World’s Bitterest Beer?3
Are you a huge hop head? Do you crave Humulus Lupulus in your sleep? Maybe you even struggle to wake up after a few “double IPAs” and a night asleep on a hop pillow?!
Well one Oxfordshire brewer has taken on the challenge to create the world’s bitterest beer, and his strategy: yeah you guessed it, he’s thrown a silly amount of hops into his brew.
Pete Fowler of the Pitstop Brewery near Wantage rose to the occasion after a friend reckoned he couldn’t match the bitterness of US craft beers, and in Mr Fowler’s words ‘that was like red rag to a bull’. The beer (or barley wine) has over £100s worth of hops plus additional hop additives for one 9 barrel keg of the beer compared to a usual £5 worth.
Bearing in mind the brewer himself hasn’t tried it yet and is expecting it to be in the region of 500 IBUs* (a theoretical number which scares the pants of my tastebuds) it raises interesting questions on innovation (or should I say ‘innovation’).
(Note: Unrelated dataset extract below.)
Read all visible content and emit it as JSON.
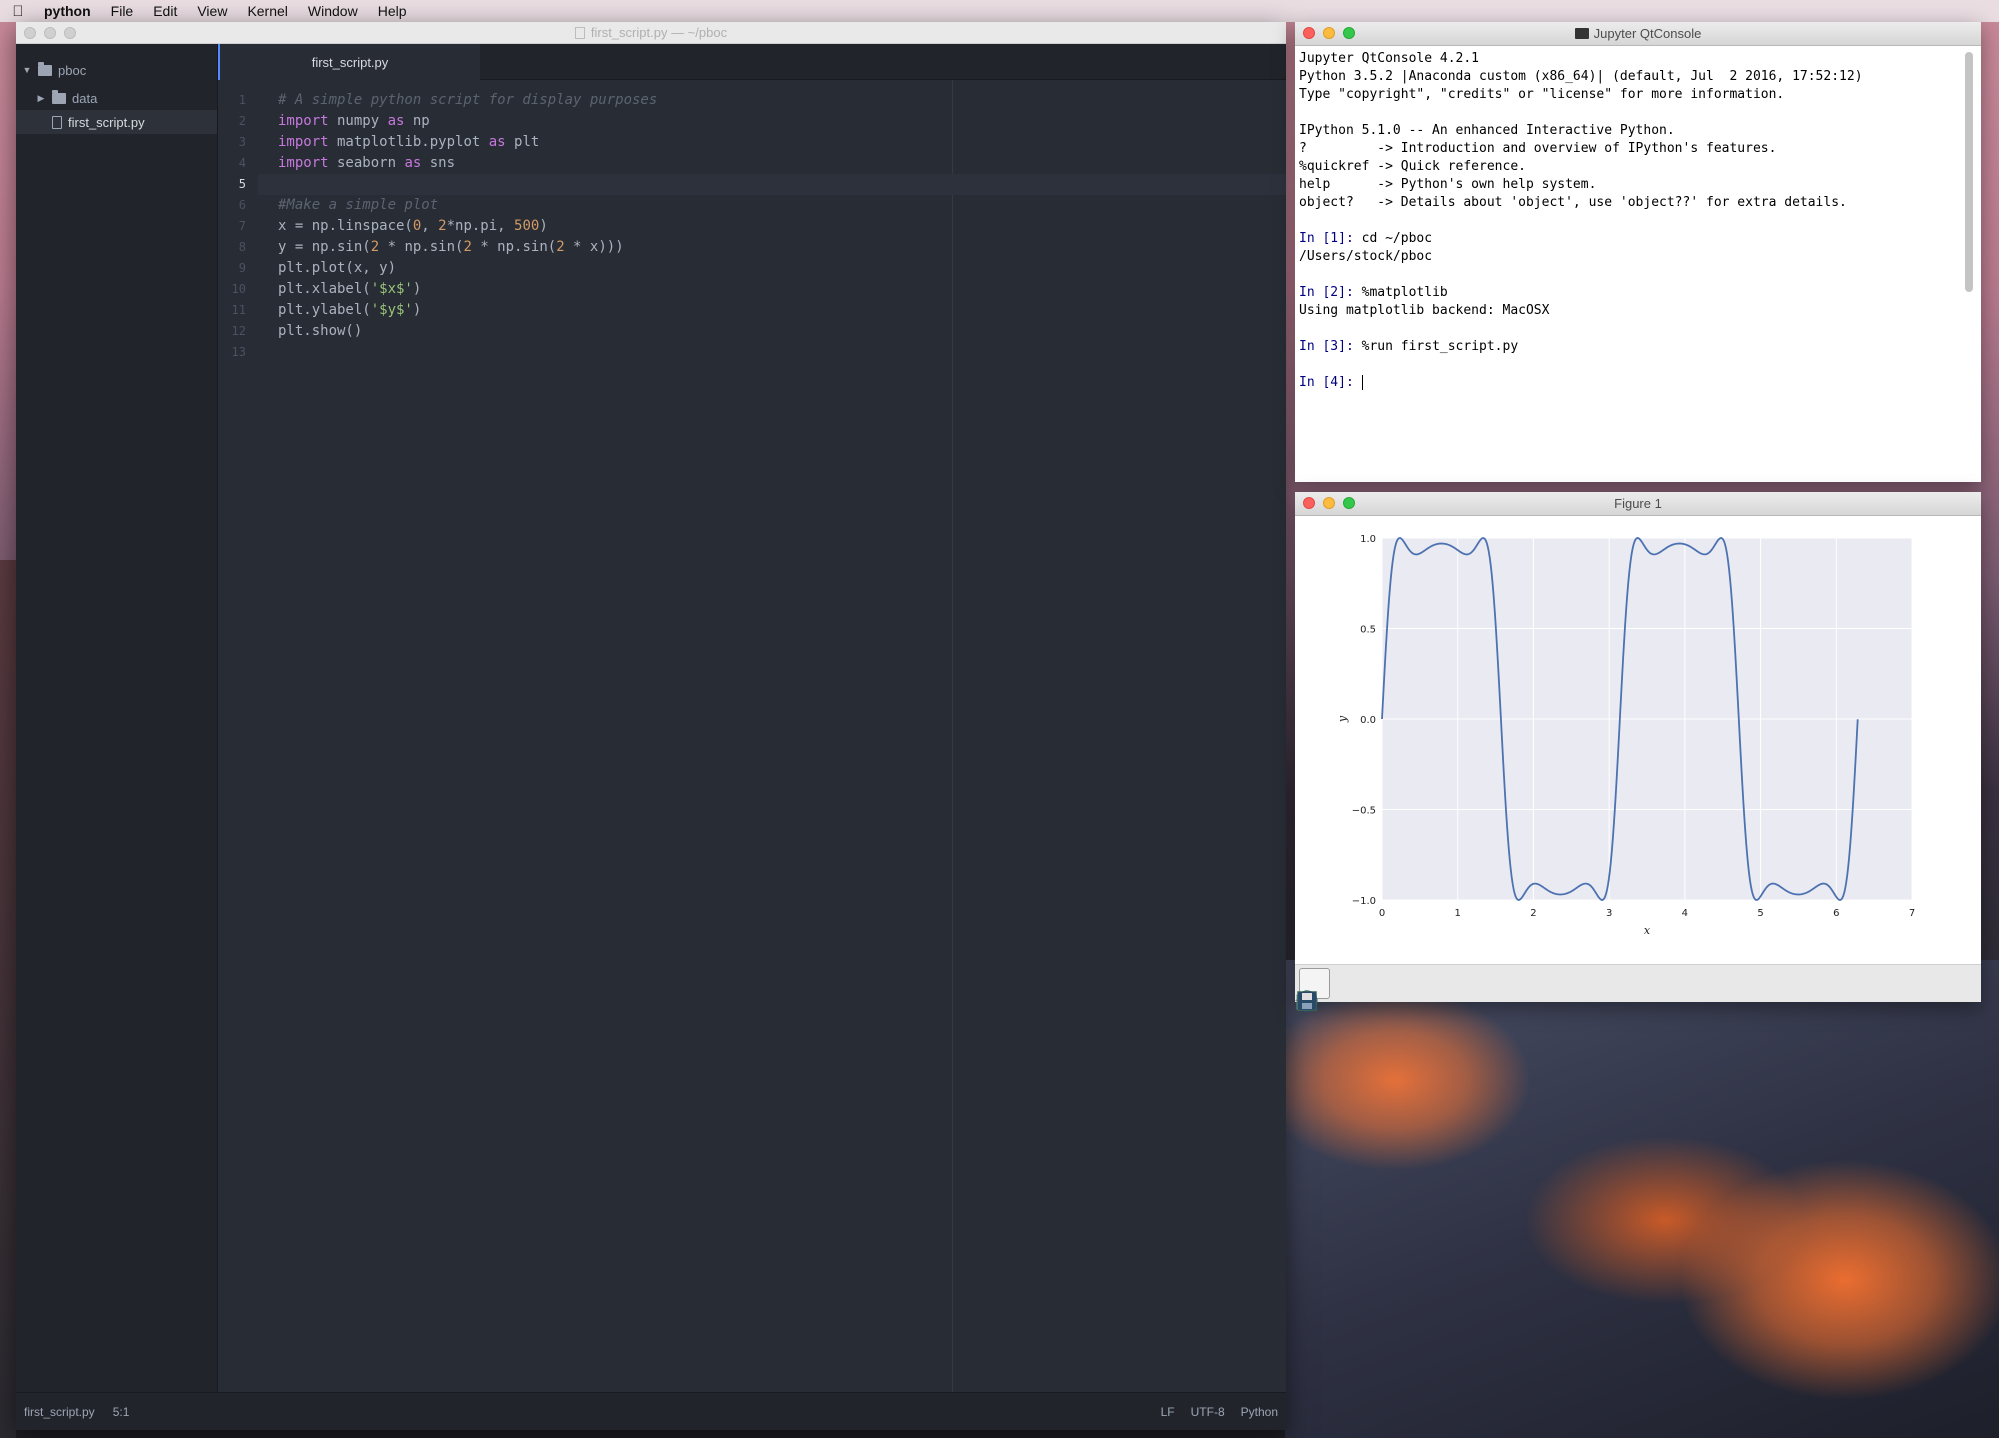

Is this an ‘extreme beer’? Or is it simply a boisterous take on the traditional British bitter, tongue in cheek and one finger up to the extremists? Or just a bit of fun?!
Let’s compare to Tactical Nuclear Penguin which seems to have been a success so far for BrewDog. They’ve brewed it to push boundaries and simply because they can, which the beer loving world are mostly praising. Is it drinkable? It’s an acquired taste I reckon, it’s as smooth and drinkable as an Imperial Stout aged for a few years and I admire BrewDog for making it and laying the gaunlet down for brewers to push the boat out further.
So should we take Mr Fowler’s brew in the same light, or not take it too seriously and be guilty of pandering to BrewDog because they are glamourous and modern?
The deciding factor will be if throwing a load of hops into an English bitter makes a good beer? I wouldn’t sit down on an evening with Tactical Nuclear Penguin, but I enjoyed the experience. I guess the only way I’ll know with this one is to give it a go and taste it when the beer goes on sale at the Royal Oak in Wantage (from late January).
If I still lived in Oxfordshire I’d be making a short hop down past Oxford one evening, but unfortunately I can’t justify the trip from West Yorkshire, so I’ll have to rely on someone else’s tasting notes.
I’ll leave you with Garrett Olivers’s words, which seem kinda relevant:
“The hoppiest beer? It’s a fairly idiotic pursuit, like a chef saying, ‘This is the saltiest dish.’ Anyone can toss hops in a pot, but can you make it beautiful?”
If Pitstop Brewery get the record the real test will be if the beer actually tastes any good, but you have to admire the balls of a small brewery to give it a go. As a bit of fun, it’s got them a nice news story, as a serious pursuit, the proof will be in the pudding.Tags: bitter, bitterness, BrewDog, IBUs, pitstop brewery
I was just about to use the Garrett Oliver quote but you are one step ahead!
It’s a bit of fun and I like it. It’s got them some small publicity and I’m sure it’ll sell out (it bloody needs to, the amount of hops that have gone in!). Whether or not it’ll be drinkable… who knows! At least it’s a barley wine and not a session ale.
Then there’s the whole ‘but you can’t taste past 120IBU’ (or whatever) arguement. Or the fact that Mikkeller brewed a beer with 2007IBUs… And is this the actual IBU or theoretical IBU…
Good on them I say. I like the spirit they’ve one it in; they are smiling in pictures as if it’s some joke they are having, not aking themselves too seriously.
Five hundred IBU’s is slightly excessive, although IPA’s were brewed by Amsinck in the 19th century with 400 IBU’s and only 6.5% abv, but these were matured for 12 months or longer and low alpha acid hops were used. The use of low acid aroma hops and year long maturation produces a beer which is not too unbalanced.
Personally, I would just save myself money by brewing an IPA using 20% aa hops instead of bucket loads of 3% hops, so half the wort wouldn’t be soaked up by the hops and then I would bottle it young to avoid 12 months storage and sell it to beer afficionados for big bucks who don’t mind paralysing their tastebuds for the night.
Got to go, my tea’s getting cold and it needs another 20 lumps of sugar.